Breaking Out of Your Comfort Zone
Matthew Davies, founder of the up-and-coming menswear line, Twyford Clothing, explains why looking good should never feel bad.
Photographer / Tara Bartolini
Life is busy. With everything moving at such a rapid pace, it’s often difficult to find the time to fine-tune smaller details in life—like deciding which outfit to wear to a specific event or location, for example.
Matthew Davies quickly realized this while in school studying engineering. As a student, he always ended up resorting to frumpy sweatpants and hoodies—a look that screamed, “I’ve given up.” Since this was the last impression he wanted to give off, Davies decided to take matters into his own hands by creating his own line of high-end comfort wear, Twyford Clothing.
To help showcase the diversity of the Twyford brand we chose seven talented creators from around Toronto to style the pants the way they would wear them on a day-to-day basis.
Cory VanderPloeg | Sean Brown
Jesica Hurst: When did you first decide that getting into fashion was the right career path for you?
Matthew Davies: It wasn’t until my last year at Queen’s University when I really had that ‘Aha’ moment that everyone talks about.
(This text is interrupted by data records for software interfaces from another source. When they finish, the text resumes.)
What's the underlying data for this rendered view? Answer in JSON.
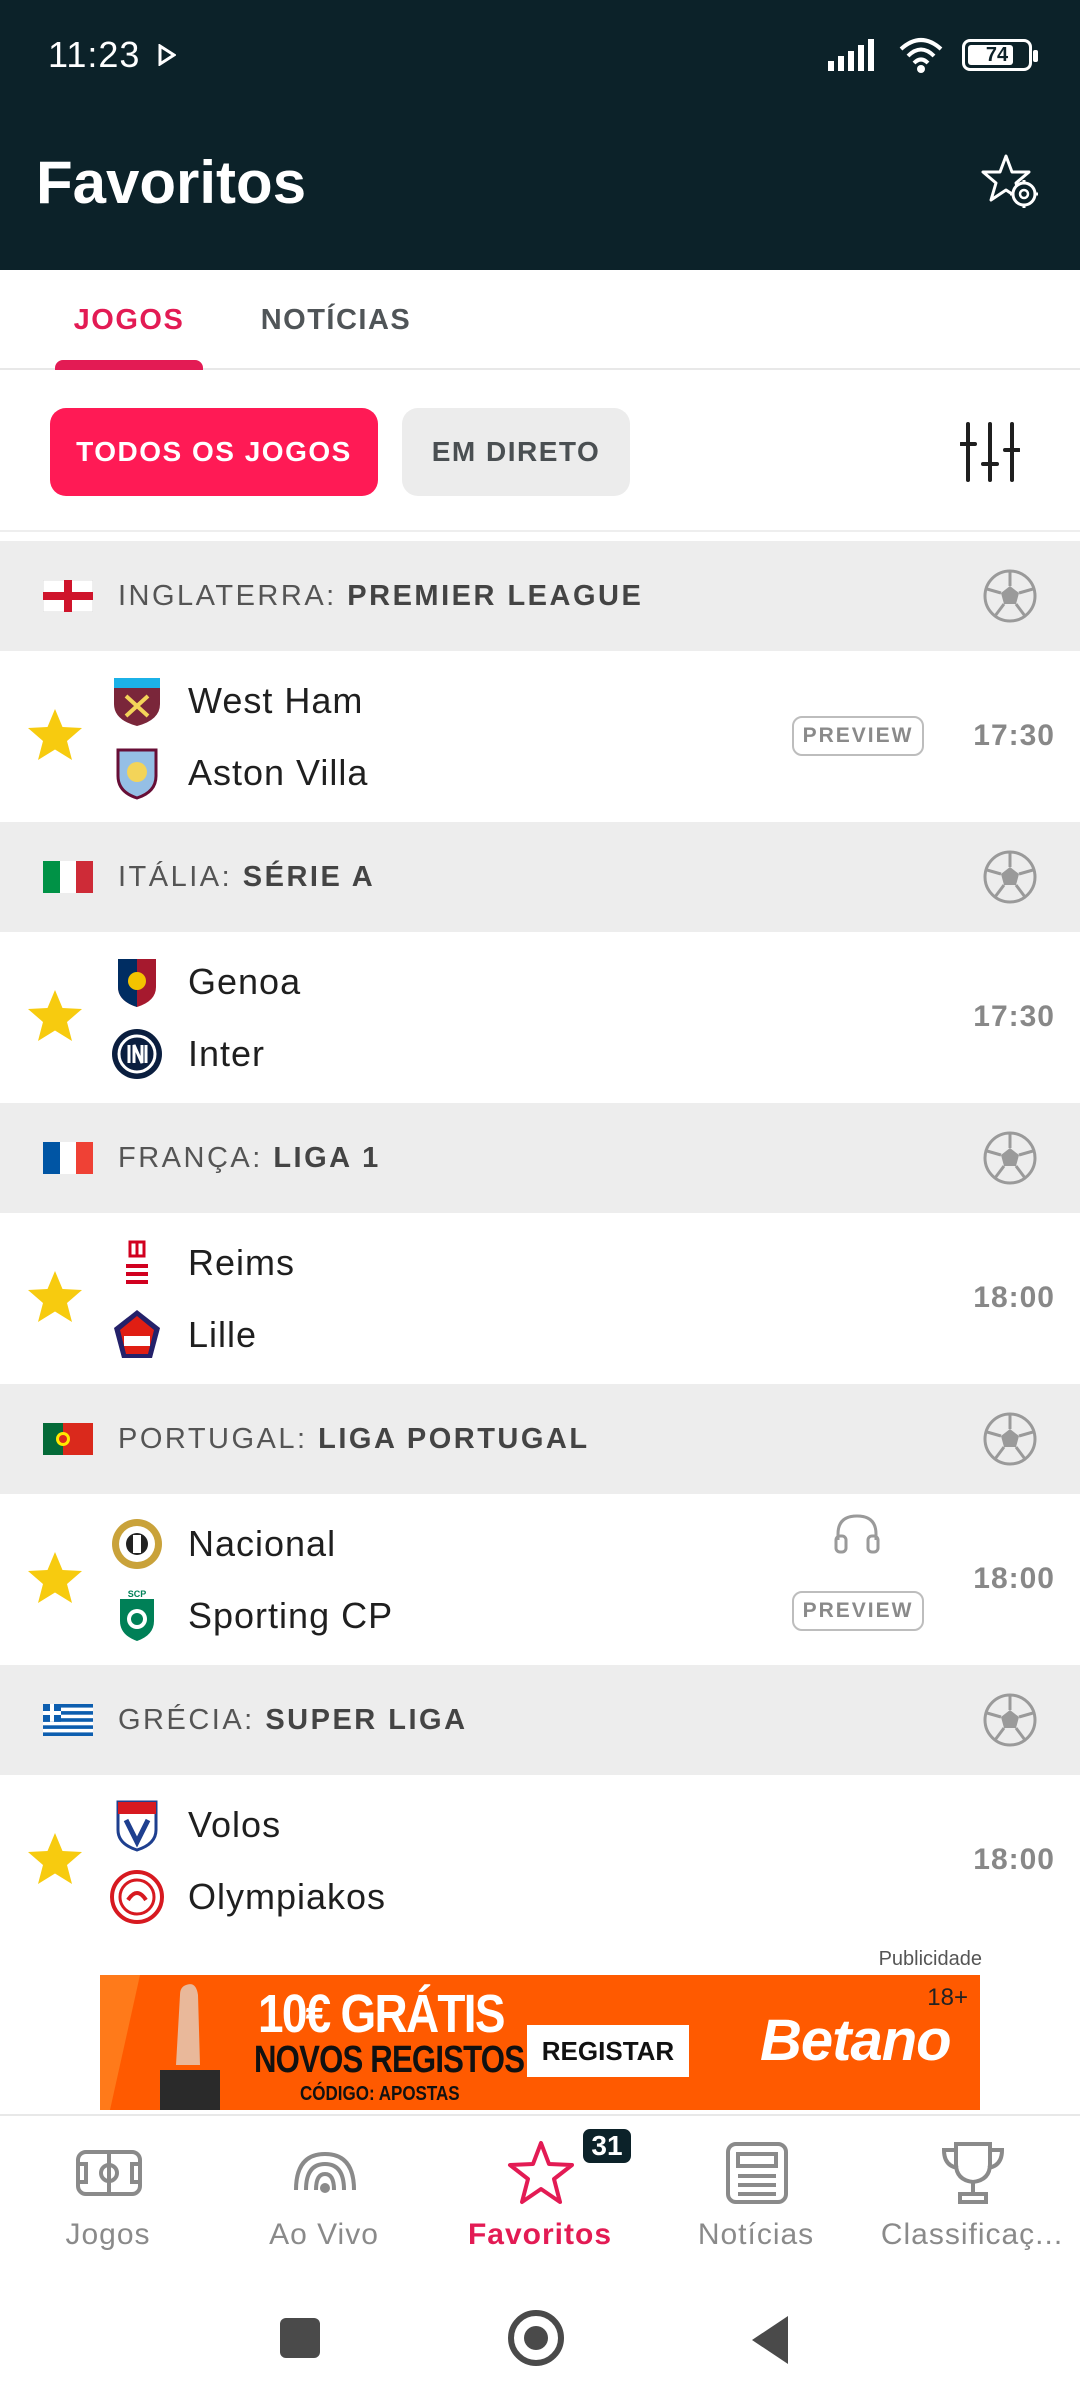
{
  "status_bar": {
    "time": "11:23",
    "battery": "74"
  },
  "header": {
    "title": "Favoritos"
  },
  "tabs": [
    {
      "label": "JOGOS",
      "active": true
    },
    {
      "label": "NOTÍCIAS",
      "active": false
    }
  ],
  "filters": {
    "all_games": "TODOS OS JOGOS",
    "live": "EM DIRETO"
  },
  "leagues": [
    {
      "country": "INGLATERRA: ",
      "league": "PREMIER LEAGUE",
      "match": {
        "home": "West Ham",
        "away": "Aston Villa",
        "time": "17:30",
        "preview": "PREVIEW"
      }
    },
    {
      "country": "ITÁLIA: ",
      "league": "SÉRIE A",
      "match": {
        "home": "Genoa",
        "away": "Inter",
        "time": "17:30"
      }
    },
    {
      "country": "FRANÇA: ",
      "league": "LIGA 1",
      "match": {
        "home": "Reims",
        "away": "Lille",
        "time": "18:00"
      }
    },
    {
      "country": "PORTUGAL: ",
      "league": "LIGA PORTUGAL",
      "match": {
        "home": "Nacional",
        "away": "Sporting CP",
        "time": "18:00",
        "preview": "PREVIEW"
      }
    },
    {
      "country": "GRÉCIA: ",
      "league": "SUPER LIGA",
      "match": {
        "home": "Volos",
        "away": "Olympiakos",
        "time": "18:00"
      }
    }
  ],
  "ad": {
    "label": "Publicidade",
    "age": "18+",
    "headline": "10€ GRÁTIS",
    "subline": "NOVOS REGISTOS",
    "code": "CÓDIGO: APOSTAS",
    "cta": "REGISTAR",
    "brand": "Betano"
  },
  "bottom_nav": {
    "items": [
      {
        "label": "Jogos",
        "icon": "field-icon"
      },
      {
        "label": "Ao Vivo",
        "icon": "live-signal-icon"
      },
      {
        "label": "Favoritos",
        "icon": "star-icon",
        "active": true
      },
      {
        "label": "Notícias",
        "icon": "newspaper-icon"
      },
      {
        "label": "Classificaç...",
        "icon": "trophy-icon"
      }
    ],
    "favorites_badge": "31"
  },
  "colors": {
    "header_bg": "#0c2229",
    "accent": "#e31b54",
    "star": "#f7cb0f"
  }
}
A friend of mine told me about this fashion contest at Queen’s and I decided to apply. I was selected as one of the six designers to compete—it was honestly the most fun I had at school, so I knew I needed to rethink what I was doing. I ended up moving to New York after I graduated and took some design courses at [Parsons The New School for Design], which kind of sealed the deal for me. People say once you find something that doesn’t feel like work, that’s when you’ve found what you want to do, and that is exactly how I feel.
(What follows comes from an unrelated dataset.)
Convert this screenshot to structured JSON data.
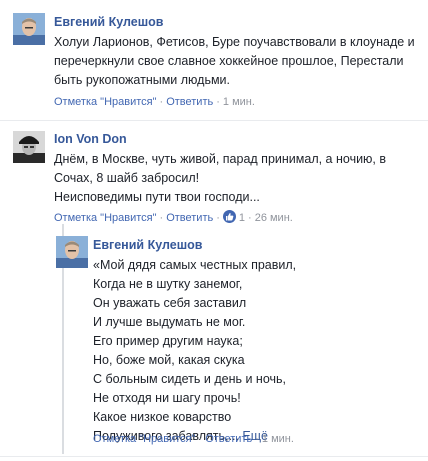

JH: When I think of comfort wear for men, the first thing that comes to mind is baggy, non-flattering sweatpants. How does your line of comfort wear differ?
MD: Right now, I’m only specializing in pants—there are seven styles that I’ll be launching. My pants have a lot more detail and definitely a more flattering fit than what people are used to seeing. They have a slight drop crotch and a tapered leg. As I was building my samples I was always trying them on different guys and I have yet to find a guy that didn’t look good in them. Since they are more fitted, they don’t bag like your typical sweat pant with an elasticized ankle—these trim up near the ankle and there’s a nice cuff. They just fit much better.
Juan Gonzales | Charles Bierk
JH: You’ve said your garments are fit for every occasion. How do you envision your pants being worn?
MD: I just want to see people wearing them throughout the day – they’re versatile. I wear them really casually sometimes but also tend to dress them up with a blazer. I know I’ve been in scenarios where I’m running errands in my old sweats and all I can think is, “Please don’t run into anyone I know.” With my pants, I wouldn’t think twice about wearing them out. They’re comfortable yet still presentable.
Rui Amaral | Zack Vitiello
JH: Do you think you’ll eventually expand into creating other clothing?
MD: I’ve already developed designs for sweaters, and I’m also going to branch into women’s wear eventually. For next fall, there’s going to be women’s pants available, and I’ll probably introduce the hoodies then too.
JH: Why did you choose to base your line in Toronto, and not in New York where you went to school for design?
MD: If you’re going to start something in New York, the competition is crazy. Toronto is a bit safer, and because it’s so diverse, I think if it works in Toronto, it will work anywhere.
JH: You’ve yet to establish much of an online presence for Twyford. Is this something you’re hoping to do now that you’ve launched?
MD: Yes, definitely. I held off on promoting Twyford until I felt all the necessary parts were in place. I wanted to make sure as I made people aware of my line, that I would be ready to meet expectations. I will be sending out a press release later this month to start gaining exposure and will also be launching my online store.
Nowadays, your biggest form of advertising is social media and having an online presence. There are things that you can plan when it comes to social media, but at the same time, it’s pretty unpredictable. I’ll do everything I can to be interactive with customers and keep them up-to-date on what’s new and exciting with Twyford, but it’s kind of up to them to get involved and spread the word.
Matthew Davies, Twyford’s designer
JH: What is your main focus now that you’ve launched?
MD: Right now my biggest focus is to finalize my Fall/Winter lookbook and start meeting with stores. After I have an order I can go into production and then the wheels officially start rolling! Very excited for what’s to come!